How to avoid fees using credit cards abroad
Written by Robert Bester, Consumer Finance Expert Robert has been a writer for six years, specialising in consumer finance and the UK lending market. Concentrating on consumer credit products, Robert writes informative articles that help customers manage their personal finances efficiently.
30th November 2020
2 minute read
Are you planning on going abroad this year? Whilst it’s exciting jetting off to another country, there is always planning that needs to go in to make sure you have the accommodation booked, transfers arranged, and excursions scheduled.
The last thing is spending money, which is where a credit card comes in handy.
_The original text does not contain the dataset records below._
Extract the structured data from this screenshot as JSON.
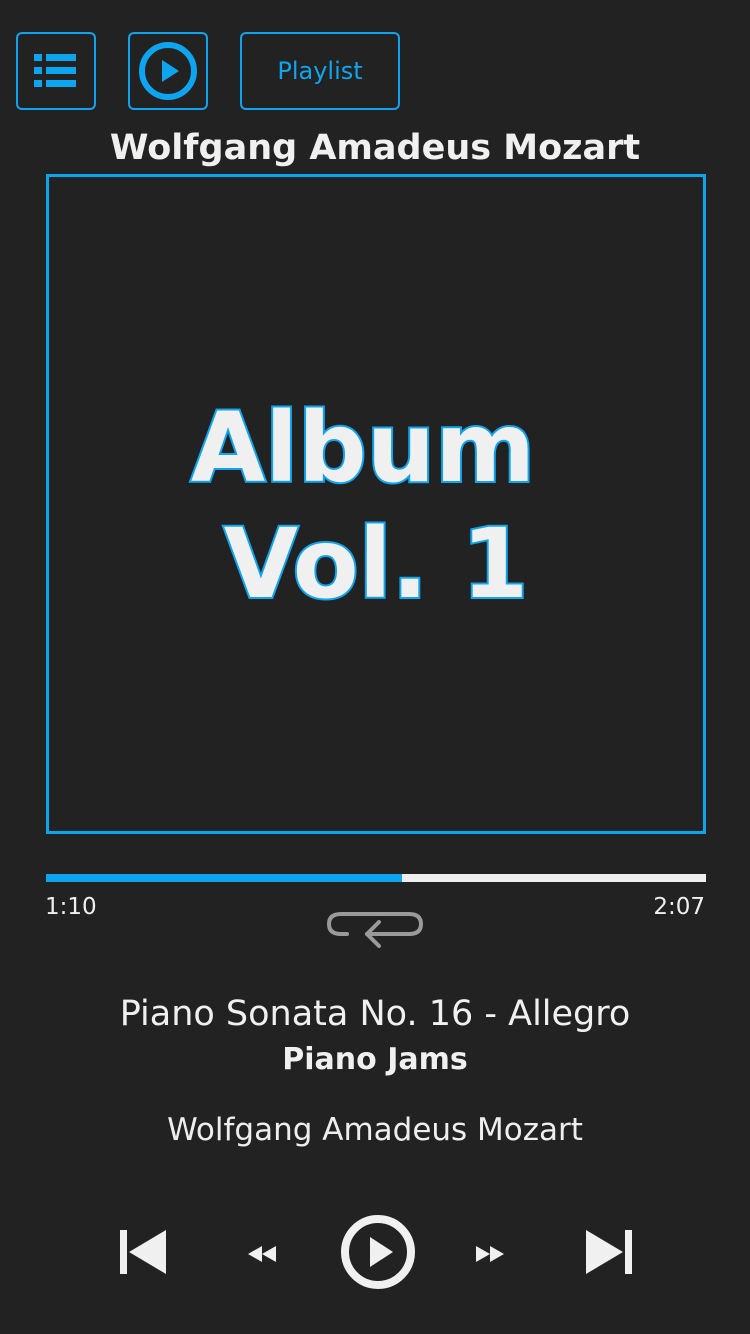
{
  "colors": {
    "background": "#222222",
    "accent": "#0ea5f0",
    "text": "#f0f0f0",
    "track": "#eeeeee",
    "repeat_icon": "#9a9a9a"
  },
  "header": {
    "list_button_icon": "list-icon",
    "play_button_icon": "play-circle-icon",
    "playlist_label": "Playlist"
  },
  "top_artist": "Wolfgang Amadeus Mozart",
  "cover": {
    "line1": "Album",
    "line2": "Vol. 1"
  },
  "progress": {
    "elapsed": "1:10",
    "total": "2:07",
    "fraction": 0.54
  },
  "repeat_icon": "repeat-icon",
  "track": {
    "title": "Piano Sonata No. 16 - Allegro",
    "album": "Piano Jams",
    "artist": "Wolfgang Amadeus Mozart"
  },
  "controls": {
    "prev_icon": "skip-previous-icon",
    "rewind_icon": "rewind-icon",
    "play_icon": "play-circle-icon",
    "forward_icon": "fast-forward-icon",
    "next_icon": "skip-next-icon"
  }
}
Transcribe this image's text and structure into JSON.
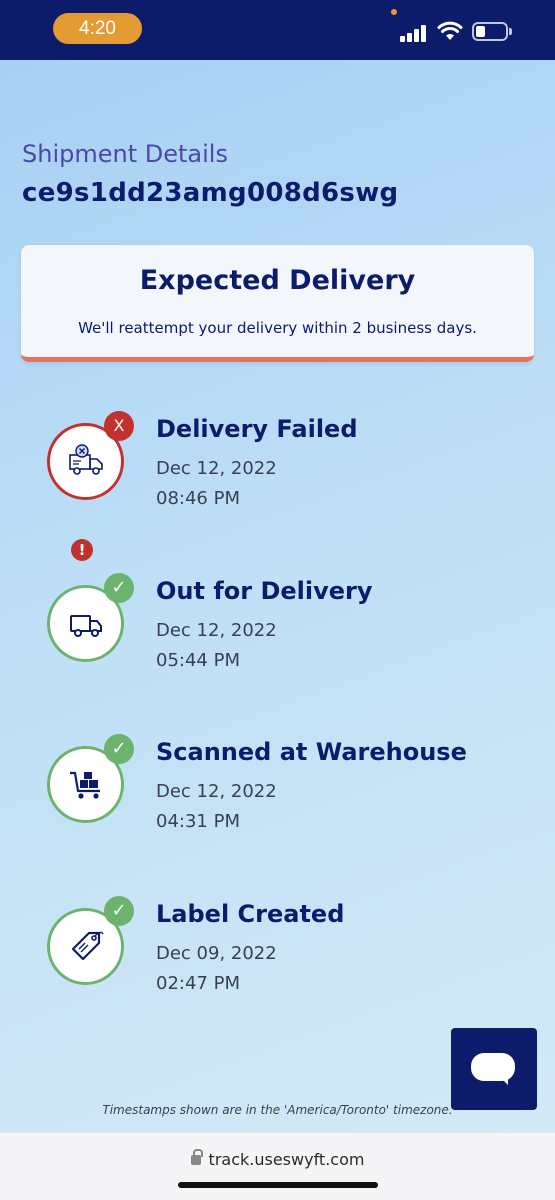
{
  "status_bar": {
    "time": "4:20"
  },
  "header": {
    "label": "Shipment Details",
    "tracking_number": "ce9s1dd23amg008d6swg"
  },
  "expected_delivery": {
    "title": "Expected Delivery",
    "message": "We'll reattempt your delivery within 2 business days."
  },
  "events": [
    {
      "title": "Delivery Failed",
      "date": "Dec 12, 2022",
      "time": "08:46 PM",
      "status": "failed",
      "badge": "X",
      "icon": "failed-delivery-truck-icon"
    },
    {
      "title": "Out for Delivery",
      "date": "Dec 12, 2022",
      "time": "05:44 PM",
      "status": "done",
      "badge": "✓",
      "icon": "delivery-truck-icon"
    },
    {
      "title": "Scanned at Warehouse",
      "date": "Dec 12, 2022",
      "time": "04:31 PM",
      "status": "done",
      "badge": "✓",
      "icon": "warehouse-cart-icon"
    },
    {
      "title": "Label Created",
      "date": "Dec 09, 2022",
      "time": "02:47 PM",
      "status": "done",
      "badge": "✓",
      "icon": "label-tag-icon"
    }
  ],
  "alert_glyph": "!",
  "timezone_note": "Timestamps shown are in the 'America/Toronto' timezone.",
  "browser": {
    "url": "track.useswyft.com"
  },
  "colors": {
    "navy": "#0d1b6b",
    "success_green": "#6cb36e",
    "error_red": "#c1322f",
    "card_accent": "#e2735f",
    "time_pill": "#e49b34"
  }
}
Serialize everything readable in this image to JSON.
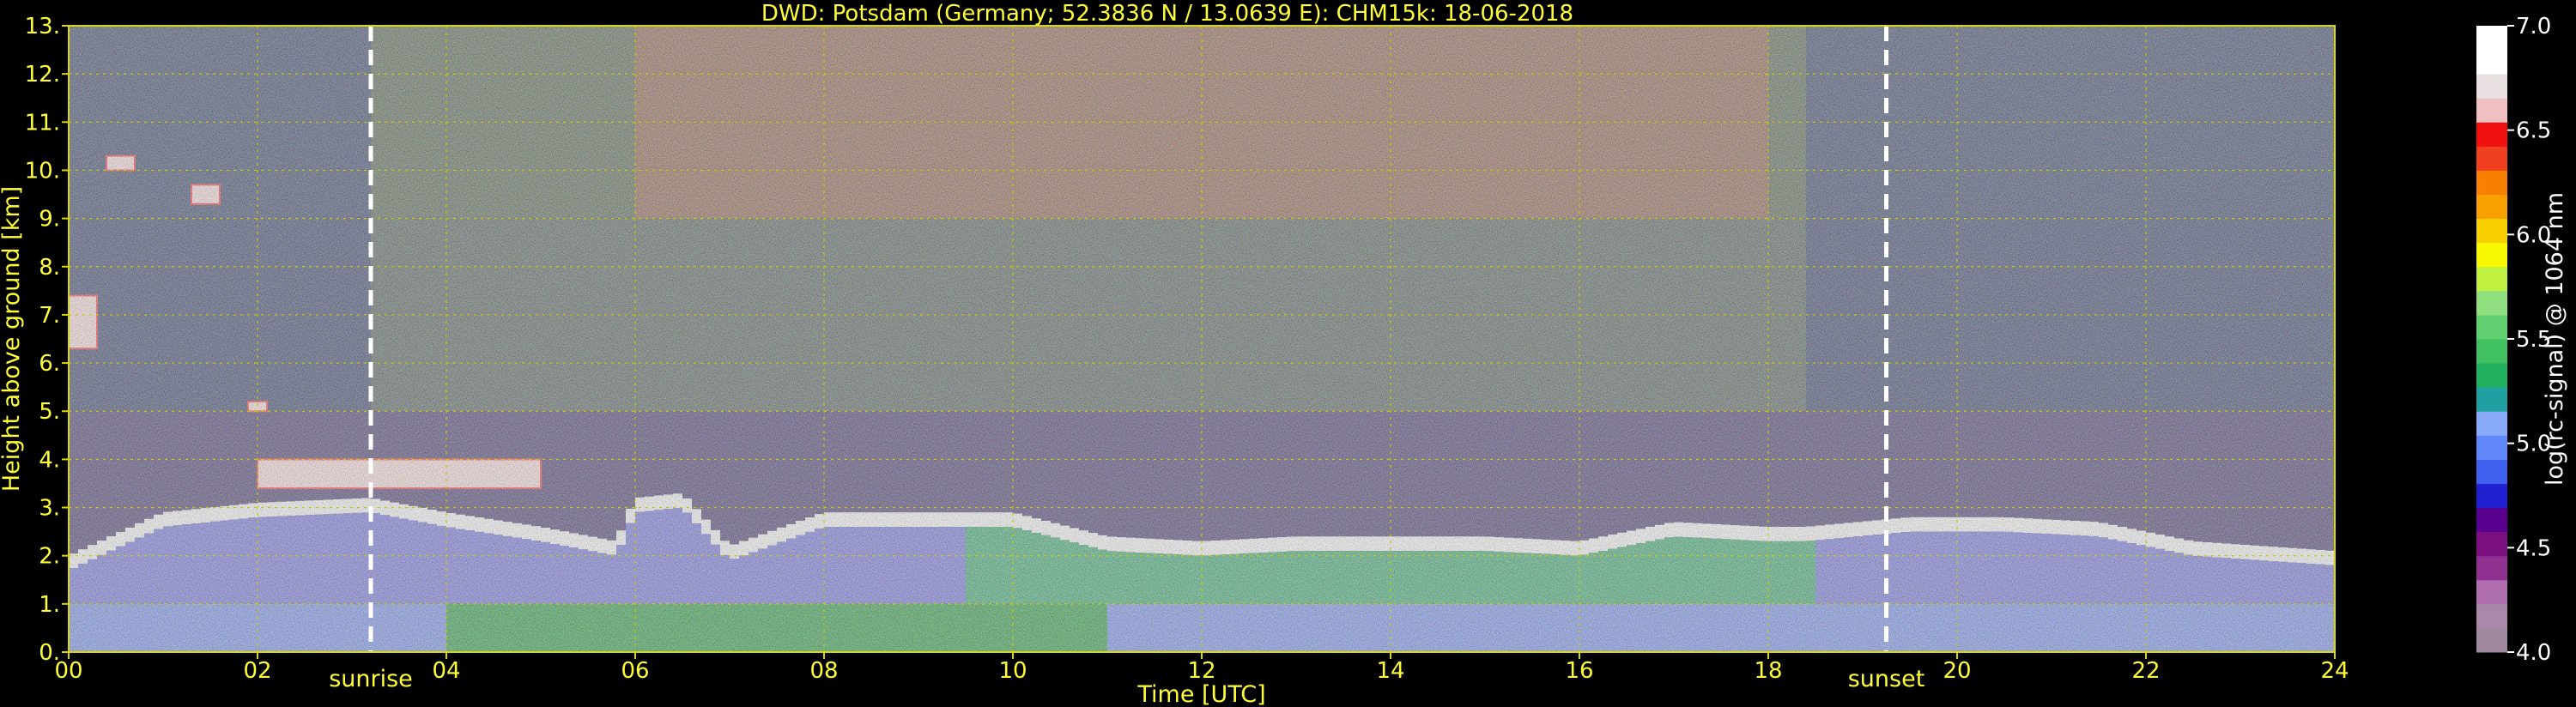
{
  "chart_data": {
    "type": "heatmap",
    "title": "DWD: Potsdam (Germany; 52.3836 N / 13.0639 E):    CHM15k: 18-06-2018",
    "xlabel": "Time [UTC]",
    "ylabel": "Height above ground [km]",
    "xlim": [
      0,
      24
    ],
    "ylim": [
      0,
      13
    ],
    "x_ticks": [
      "00",
      "02",
      "04",
      "06",
      "08",
      "10",
      "12",
      "14",
      "16",
      "18",
      "20",
      "22",
      "24"
    ],
    "x_tick_values": [
      0,
      2,
      4,
      6,
      8,
      10,
      12,
      14,
      16,
      18,
      20,
      22,
      24
    ],
    "y_ticks": [
      "0.",
      "1.",
      "2.",
      "3.",
      "4.",
      "5.",
      "6.",
      "7.",
      "8.",
      "9.",
      "10.",
      "11.",
      "12.",
      "13."
    ],
    "y_tick_values": [
      0,
      1,
      2,
      3,
      4,
      5,
      6,
      7,
      8,
      9,
      10,
      11,
      12,
      13
    ],
    "grid": true,
    "annotations": [
      {
        "text": "sunrise",
        "x": 3.2
      },
      {
        "text": "sunset",
        "x": 19.25
      }
    ],
    "boundary_layer_top": [
      [
        0.0,
        1.7
      ],
      [
        1.0,
        2.6
      ],
      [
        2.0,
        2.8
      ],
      [
        3.2,
        2.9
      ],
      [
        4.0,
        2.6
      ],
      [
        5.0,
        2.3
      ],
      [
        5.8,
        2.0
      ],
      [
        6.0,
        2.9
      ],
      [
        6.5,
        3.0
      ],
      [
        7.0,
        1.9
      ],
      [
        8.0,
        2.6
      ],
      [
        9.0,
        2.6
      ],
      [
        10.0,
        2.6
      ],
      [
        11.0,
        2.1
      ],
      [
        12.0,
        2.0
      ],
      [
        13.0,
        2.1
      ],
      [
        14.0,
        2.1
      ],
      [
        15.0,
        2.1
      ],
      [
        16.0,
        2.0
      ],
      [
        17.0,
        2.4
      ],
      [
        18.0,
        2.3
      ],
      [
        18.4,
        2.3
      ],
      [
        19.5,
        2.5
      ],
      [
        20.5,
        2.5
      ],
      [
        21.5,
        2.4
      ],
      [
        22.5,
        2.0
      ],
      [
        24.0,
        1.8
      ]
    ],
    "cloud_layers": [
      {
        "x": [
          0.0,
          0.3
        ],
        "y": [
          6.3,
          7.4
        ]
      },
      {
        "x": [
          0.4,
          0.7
        ],
        "y": [
          10.0,
          10.3
        ]
      },
      {
        "x": [
          1.3,
          1.6
        ],
        "y": [
          9.3,
          9.7
        ]
      },
      {
        "x": [
          1.9,
          2.1
        ],
        "y": [
          5.0,
          5.2
        ]
      },
      {
        "x": [
          2.0,
          5.0
        ],
        "y": [
          3.4,
          4.0
        ]
      }
    ],
    "colorbar": {
      "label": "log(rc-signal) @ 1064 nm",
      "range": [
        4.0,
        7.0
      ],
      "ticks": [
        "4.0",
        "4.5",
        "5.0",
        "5.5",
        "6.0",
        "6.5",
        "7.0"
      ],
      "tick_values": [
        4.0,
        4.5,
        5.0,
        5.5,
        6.0,
        6.5,
        7.0
      ]
    }
  }
}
If you can spend using a credit card that has no foreign transaction fees, it means you won’t have to pay extra every time you spend on holiday.
Read on to find out how you can get your hands on the best credit card to use abroad, and everything you need to know about avoiding transaction fees whilst on holiday.
Why use a credit card abroad
Whilst many travellers head for the bureau de change at the airport before they fly to get cash and travellers cheques out, there are many more that will simply opt for using their credit or debit card on holiday.
Using a credit card on holiday is generally safer, so you aren’t carrying a bundle of notes around at all times. In addition, if you choose to pay in the local currency on a card, you will always get a preferable exchange rate over exchanging at the airport.
If you would rather avoid using cash, it’s worth seeking out a credit or debit card that will allow you to spend for free while on holiday. You will usually have two options:
- Travel credit card – these specialised credit cards will come with free spending abroad and a favourable exchange rate when spending in the local currency
- Current account debit card – some current accounts such as Starling will offer a debit card where spending is always fee-free whilst abroad. Make sure you always read the terms to check if you have a limit on how much you can spend without paying fees
How do credit card fees work?
Credit card fees are usually outlined in the summary box document, allowing you to see where you might be charged extra for performing certain actions. They include:
- Non-sterling transaction fees – this is usually charged at a percentage of the transaction itself. This will usually be deducted from your balance within a few days
- Load fee – this is the charge that occurs when an exchange needs to happen between one currency and another. It can sometimes be applied twice; once from the card provider (HSBC, NatWest, RBS) and once from the issuer (Visa, Mastercard, AMEX)
- ATM withdrawal fee – you will be charged a flat fee for withdrawing cash so it’s always worth avoiding doing this, especially on credit cards
How to avoid fees on holiday
Start off by getting a credit or debit card that will allow you to avoid foreign transaction fees completely, meaning you can pretty much spend on holiday without having to worry about extra charges. Then, use the following tips to avoid any further fees:
- Don’t withdraw cash – since you will always get a flat fee with most cards you use, it’s worth avoiding withdrawing cash completely if you can help it
- Avoid buying travel money with your credit card – given that you can get a better exchange rate by spending in the local currency, steer clear from getting cash out using a credit card altogether
- Never pay in sterling – whenever you pay on your card, always choose to pay in the local currency as it always works out cheaper for you and helps you avoid further transaction fees. Your provider will usually do the exchange and it will be better than any other method
Start comparing travel credit cards
Make sure you start comparing travel credit cards with plenty of time to go before your holiday, as there are plenty of providers that have them available.
It’s always worth checking your eligibility using our moneymatcher tool first, as this will show you the likelihood of being accepted, without affecting your credit score.